  • Mark: My point is about leading the camel to water. There will always be people in Houston who will take a job 45 miles from their house and spend two hours a day on the road rather than selling their KB home in Friendswood for a Weekly home in the Woodlands. But I hope that is the exception rather than the norm.

  • I agree that while, in theory, it would have been cool for XOM to have created an employment boom downtown with new skycrapers, the reality is that they can probably do everything they want in a campus, and offer more amenities and easier commutes for their employees, for less than what a downtown presence would have cost. And the reality is that if you are going to concentrate this many employees in one place, in a city with little mass transit options, a suburban campus probably makes the most sense.

    Hopefully, given the concentration of employees all working similar hours, there will be an abundance of van- and bus options. They really can make an impact on the traffic in the area this way. It also creates a concentration of workers for future Metro bus and light rail stops.

  • Someone might want to tell Steve Jobs that campus developments are out of style, considering that he has just presented a plan to Cupertino City Council to build a campus development to accomodate 18,000 employees there.

  • Well, it’s only cool if Exxon does it. Otherwise it’s just another “failed utopian idea,” I’m sure.

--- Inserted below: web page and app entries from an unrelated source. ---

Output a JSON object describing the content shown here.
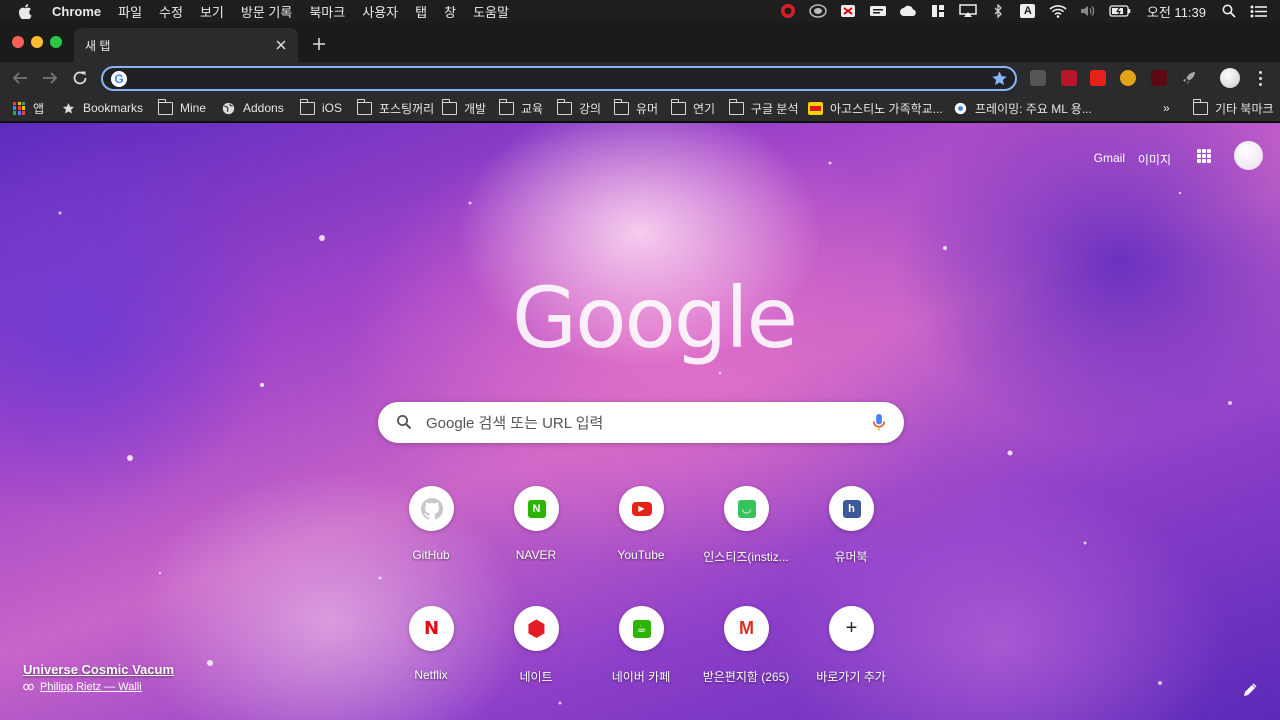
{
  "menubar": {
    "app_name": "Chrome",
    "items": [
      "파일",
      "수정",
      "보기",
      "방문 기록",
      "북마크",
      "사용자",
      "탭",
      "창",
      "도움말"
    ],
    "status_icons": [
      "creative-cloud-icon",
      "drive-sync-icon",
      "adblock-icon",
      "menubar-app-icon",
      "cloud-icon",
      "split-view-icon",
      "airplay-icon",
      "bluetooth-icon",
      "input-source-icon",
      "wifi-icon",
      "volume-icon",
      "battery-icon"
    ],
    "input_source_label": "A",
    "clock": "오전 11:39"
  },
  "tabstrip": {
    "tab_title": "새 탭"
  },
  "toolbar": {
    "omnibox_value": ""
  },
  "bookmarks": {
    "apps": "앱",
    "items": [
      {
        "label": "Bookmarks",
        "icon": "star-icon"
      },
      {
        "label": "Mine",
        "icon": "folder-icon"
      },
      {
        "label": "Addons",
        "icon": "globe-icon"
      },
      {
        "label": "iOS",
        "icon": "folder-icon"
      },
      {
        "label": "포스팅꺼리",
        "icon": "folder-icon"
      },
      {
        "label": "개발",
        "icon": "folder-icon"
      },
      {
        "label": "교육",
        "icon": "folder-icon"
      },
      {
        "label": "강의",
        "icon": "folder-icon"
      },
      {
        "label": "유머",
        "icon": "folder-icon"
      },
      {
        "label": "연기",
        "icon": "folder-icon"
      },
      {
        "label": "구글 분석",
        "icon": "folder-icon"
      },
      {
        "label": "아고스티노 가족학교...",
        "icon": "site-icon"
      },
      {
        "label": "프레이밍: 주요 ML 용...",
        "icon": "site-icon"
      }
    ],
    "overflow": "»",
    "other": "기타 북마크"
  },
  "ntp": {
    "links": {
      "gmail": "Gmail",
      "images": "이미지"
    },
    "search_placeholder": "Google 검색 또는 URL 입력",
    "logo_text": "Google",
    "tiles": [
      {
        "title": "GitHub",
        "icon": "github-icon",
        "color": "#c7c7c7",
        "glyph": ""
      },
      {
        "title": "NAVER",
        "icon": "naver-icon",
        "color": "#2db400",
        "glyph": "N"
      },
      {
        "title": "YouTube",
        "icon": "youtube-icon",
        "color": "#e62117",
        "glyph": "▶"
      },
      {
        "title": "인스티즈(instiz...",
        "icon": "instiz-icon",
        "color": "#35c35a",
        "glyph": "◡"
      },
      {
        "title": "유머북",
        "icon": "humorbook-icon",
        "color": "#3c5a99",
        "glyph": "h"
      },
      {
        "title": "Netflix",
        "icon": "netflix-icon",
        "color": "#ffffff",
        "glyph": "N"
      },
      {
        "title": "네이트",
        "icon": "nate-icon",
        "color": "#e21b24",
        "glyph": "⬢"
      },
      {
        "title": "네이버 카페",
        "icon": "naver-cafe-icon",
        "color": "#2db400",
        "glyph": "☕"
      },
      {
        "title": "받은편지함 (265)",
        "icon": "gmail-icon",
        "color": "#ffffff",
        "glyph": "M"
      },
      {
        "title": "바로가기 추가",
        "icon": "add-shortcut-icon",
        "color": "#ffffff",
        "glyph": "+"
      }
    ],
    "attribution": {
      "title": "Universe Cosmic Vacum",
      "author": "Philipp Rietz — Walli"
    }
  },
  "colors": {
    "menubar_bg": "#1e1e1e",
    "tabstrip_bg": "#1b1b1b",
    "toolbar_bg": "#2b2b2e",
    "omnibox_border": "#8ab4f8",
    "traffic_red": "#ff5f57",
    "traffic_yellow": "#febc2e",
    "traffic_green": "#28c840"
  }
}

  • @Doofus, the research building on Buffalo Speedway was built in the 50’s, and is increasingly decrepit and difficult to maintain, according to people I know who work there. The new part of the building is the training center. The old building was built by Humble, and is in the shape of an H.

    Anyone who thinks that tract of land would have remained covered with trees forever is naive. The owners who sold it to ExxonMobil had owned the property since 1960. I would guess they were ready to monetize that asset. I also believe that the trees are probably second growth, as the original trees would have been cut down decades ago,

  • I was thinking the opposite anon, that it’s probably only cool if Apple does it. When Exxon does it its just another extension of their role as the great satan.

  • It’s cool when companies replace asphalt parking lots with 80% greenery, less cool when a company does the exact opposite. The only devil is in the details, no matter the company history or what it does. If it’s not that great then it’s just not that great.

  • 1960 is a shadow of it’s former self, I see more crime there in a week than I used to in a year. I’m from Spring/Klein and those trees clear cut are old growth. Used to ride my bike in the area many many moons ago.

  • Exxon employees commute from all corners of the map to get to work. Additionally they spend a crazy amount of time driving between locations to make meetings, presentations, etc. Those who are able will move up north. The rest will still commute but in a different direction. By the way, the research building is built in the orator style – designed by a Frank Lloyd Wright protege. Kinda cool.

  • Orator style was meant to be Prarie Style. Damn you auto correct.